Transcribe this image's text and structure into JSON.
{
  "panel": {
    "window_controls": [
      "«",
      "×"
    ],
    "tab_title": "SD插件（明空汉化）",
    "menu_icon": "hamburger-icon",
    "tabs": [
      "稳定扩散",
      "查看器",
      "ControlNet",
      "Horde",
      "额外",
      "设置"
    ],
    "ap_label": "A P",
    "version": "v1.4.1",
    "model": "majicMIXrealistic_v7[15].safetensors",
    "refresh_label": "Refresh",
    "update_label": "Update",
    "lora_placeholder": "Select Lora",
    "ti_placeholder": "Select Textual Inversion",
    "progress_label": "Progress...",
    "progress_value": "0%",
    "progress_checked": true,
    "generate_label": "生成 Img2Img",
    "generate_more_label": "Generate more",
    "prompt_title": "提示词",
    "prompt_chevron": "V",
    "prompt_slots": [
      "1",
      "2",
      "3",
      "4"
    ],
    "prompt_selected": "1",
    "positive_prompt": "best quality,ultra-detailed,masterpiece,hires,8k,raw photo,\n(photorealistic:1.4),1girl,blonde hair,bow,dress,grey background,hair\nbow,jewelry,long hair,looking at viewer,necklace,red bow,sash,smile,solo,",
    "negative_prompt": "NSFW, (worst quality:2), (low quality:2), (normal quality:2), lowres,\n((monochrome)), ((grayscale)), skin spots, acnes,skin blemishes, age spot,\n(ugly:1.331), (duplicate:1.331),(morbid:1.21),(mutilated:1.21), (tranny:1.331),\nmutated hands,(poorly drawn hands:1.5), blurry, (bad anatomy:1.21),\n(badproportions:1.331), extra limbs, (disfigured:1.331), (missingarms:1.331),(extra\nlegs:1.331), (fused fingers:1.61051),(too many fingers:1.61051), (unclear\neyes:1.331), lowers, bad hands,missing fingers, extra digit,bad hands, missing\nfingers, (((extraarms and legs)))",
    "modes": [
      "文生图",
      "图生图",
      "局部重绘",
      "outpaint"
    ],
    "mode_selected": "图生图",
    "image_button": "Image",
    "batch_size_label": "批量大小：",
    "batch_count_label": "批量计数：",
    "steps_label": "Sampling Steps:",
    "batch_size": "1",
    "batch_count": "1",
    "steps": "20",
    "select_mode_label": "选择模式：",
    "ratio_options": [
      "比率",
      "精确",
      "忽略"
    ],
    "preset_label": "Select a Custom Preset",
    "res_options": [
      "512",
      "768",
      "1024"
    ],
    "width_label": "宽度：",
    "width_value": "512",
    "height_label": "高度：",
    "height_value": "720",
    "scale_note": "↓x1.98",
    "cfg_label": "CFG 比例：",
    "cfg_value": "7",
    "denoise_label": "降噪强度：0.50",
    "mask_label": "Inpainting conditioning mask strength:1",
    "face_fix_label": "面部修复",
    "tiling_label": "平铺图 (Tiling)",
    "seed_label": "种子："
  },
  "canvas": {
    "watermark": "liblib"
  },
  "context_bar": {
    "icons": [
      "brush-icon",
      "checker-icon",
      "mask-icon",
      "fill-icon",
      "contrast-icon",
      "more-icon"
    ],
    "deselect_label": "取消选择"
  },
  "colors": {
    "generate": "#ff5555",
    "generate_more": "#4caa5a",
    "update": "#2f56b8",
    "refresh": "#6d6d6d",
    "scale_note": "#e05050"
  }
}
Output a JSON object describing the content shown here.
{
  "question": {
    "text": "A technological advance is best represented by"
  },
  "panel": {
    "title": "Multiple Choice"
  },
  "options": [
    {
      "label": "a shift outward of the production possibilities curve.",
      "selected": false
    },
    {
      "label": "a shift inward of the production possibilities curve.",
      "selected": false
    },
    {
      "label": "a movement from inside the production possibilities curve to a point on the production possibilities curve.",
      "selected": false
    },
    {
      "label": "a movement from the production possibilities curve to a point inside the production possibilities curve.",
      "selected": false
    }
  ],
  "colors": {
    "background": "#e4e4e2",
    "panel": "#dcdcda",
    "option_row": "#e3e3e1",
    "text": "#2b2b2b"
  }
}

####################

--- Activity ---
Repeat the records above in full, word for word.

--- Answer space ---
Transcribe this image's text and structure into JSON.
{
  "panel": {
    "window_controls": [
      "«",
      "×"
    ],
    "tab_title": "SD插件（明空汉化）",
    "menu_icon": "hamburger-icon",
    "tabs": [
      "稳定扩散",
      "查看器",
      "ControlNet",
      "Horde",
      "额外",
      "设置"
    ],
    "ap_label": "A P",
    "version": "v1.4.1",
    "model": "majicMIXrealistic_v7[15].safetensors",
    "refresh_label": "Refresh",
    "update_label": "Update",
    "lora_placeholder": "Select Lora",
    "ti_placeholder": "Select Textual Inversion",
    "progress_label": "Progress...",
    "progress_value": "0%",
    "progress_checked": true,
    "generate_label": "生成 Img2Img",
    "generate_more_label": "Generate more",
    "prompt_title": "提示词",
    "prompt_chevron": "V",
    "prompt_slots": [
      "1",
      "2",
      "3",
      "4"
    ],
    "prompt_selected": "1",
    "positive_prompt": "best quality,ultra-detailed,masterpiece,hires,8k,raw photo,\n(photorealistic:1.4),1girl,blonde hair,bow,dress,grey background,hair\nbow,jewelry,long hair,looking at viewer,necklace,red bow,sash,smile,solo,",
    "negative_prompt": "NSFW, (worst quality:2), (low quality:2), (normal quality:2), lowres,\n((monochrome)), ((grayscale)), skin spots, acnes,skin blemishes, age spot,\n(ugly:1.331), (duplicate:1.331),(morbid:1.21),(mutilated:1.21), (tranny:1.331),\nmutated hands,(poorly drawn hands:1.5), blurry, (bad anatomy:1.21),\n(badproportions:1.331), extra limbs, (disfigured:1.331), (missingarms:1.331),(extra\nlegs:1.331), (fused fingers:1.61051),(too many fingers:1.61051), (unclear\neyes:1.331), lowers, bad hands,missing fingers, extra digit,bad hands, missing\nfingers, (((extraarms and legs)))",
    "modes": [
      "文生图",
      "图生图",
      "局部重绘",
      "outpaint"
    ],
    "mode_selected": "图生图",
    "image_button": "Image",
    "batch_size_label": "批量大小：",
    "batch_count_label": "批量计数：",
    "steps_label": "Sampling Steps:",
    "batch_size": "1",
    "batch_count": "1",
    "steps": "20",
    "select_mode_label": "选择模式：",
    "ratio_options": [
      "比率",
      "精确",
      "忽略"
    ],
    "preset_label": "Select a Custom Preset",
    "res_options": [
      "512",
      "768",
      "1024"
    ],
    "width_label": "宽度：",
    "width_value": "512",
    "height_label": "高度：",
    "height_value": "720",
    "scale_note": "↓x1.98",
    "cfg_label": "CFG 比例：",
    "cfg_value": "7",
    "denoise_label": "降噪强度：0.50",
    "mask_label": "Inpainting conditioning mask strength:1",
    "face_fix_label": "面部修复",
    "tiling_label": "平铺图 (Tiling)",
    "seed_label": "种子："
  },
  "canvas": {
    "watermark": "liblib"
  },
  "context_bar": {
    "icons": [
      "brush-icon",
      "checker-icon",
      "mask-icon",
      "fill-icon",
      "contrast-icon",
      "more-icon"
    ],
    "deselect_label": "取消选择"
  },
  "colors": {
    "generate": "#ff5555",
    "generate_more": "#4caa5a",
    "update": "#2f56b8",
    "refresh": "#6d6d6d",
    "scale_note": "#e05050"
  }
}
Output a JSON object describing the content shown here.
{
  "question": {
    "text": "A technological advance is best represented by"
  },
  "panel": {
    "title": "Multiple Choice"
  },
  "options": [
    {
      "label": "a shift outward of the production possibilities curve.",
      "selected": false
    },
    {
      "label": "a shift inward of the production possibilities curve.",
      "selected": false
    },
    {
      "label": "a movement from inside the production possibilities curve to a point on the production possibilities curve.",
      "selected": false
    },
    {
      "label": "a movement from the production possibilities curve to a point inside the production possibilities curve.",
      "selected": false
    }
  ],
  "colors": {
    "background": "#e4e4e2",
    "panel": "#dcdcda",
    "option_row": "#e3e3e1",
    "text": "#2b2b2b"
  }
}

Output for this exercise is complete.